> _Exercise_: Tell how many lines of the material below hold "apps". The reply is that number alone.

####################

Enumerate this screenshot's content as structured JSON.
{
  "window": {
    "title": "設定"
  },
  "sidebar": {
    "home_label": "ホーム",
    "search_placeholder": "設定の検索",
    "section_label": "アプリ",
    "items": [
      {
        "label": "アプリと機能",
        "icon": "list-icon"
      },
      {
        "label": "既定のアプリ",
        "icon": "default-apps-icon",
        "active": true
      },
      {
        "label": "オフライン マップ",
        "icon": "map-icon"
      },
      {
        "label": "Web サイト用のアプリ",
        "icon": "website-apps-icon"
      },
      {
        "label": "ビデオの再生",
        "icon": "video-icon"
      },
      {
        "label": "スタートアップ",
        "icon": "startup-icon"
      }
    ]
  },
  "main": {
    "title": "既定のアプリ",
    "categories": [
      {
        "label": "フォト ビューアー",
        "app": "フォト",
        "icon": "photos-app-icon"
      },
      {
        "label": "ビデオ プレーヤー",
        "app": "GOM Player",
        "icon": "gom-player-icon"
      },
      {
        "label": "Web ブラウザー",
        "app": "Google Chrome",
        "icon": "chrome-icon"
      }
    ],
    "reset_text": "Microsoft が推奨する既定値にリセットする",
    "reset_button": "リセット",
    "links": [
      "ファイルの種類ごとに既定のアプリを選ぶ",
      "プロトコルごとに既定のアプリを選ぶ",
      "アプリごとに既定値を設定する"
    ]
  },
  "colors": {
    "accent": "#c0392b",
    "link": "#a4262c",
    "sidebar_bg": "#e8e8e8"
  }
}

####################

> _Answer box_: 2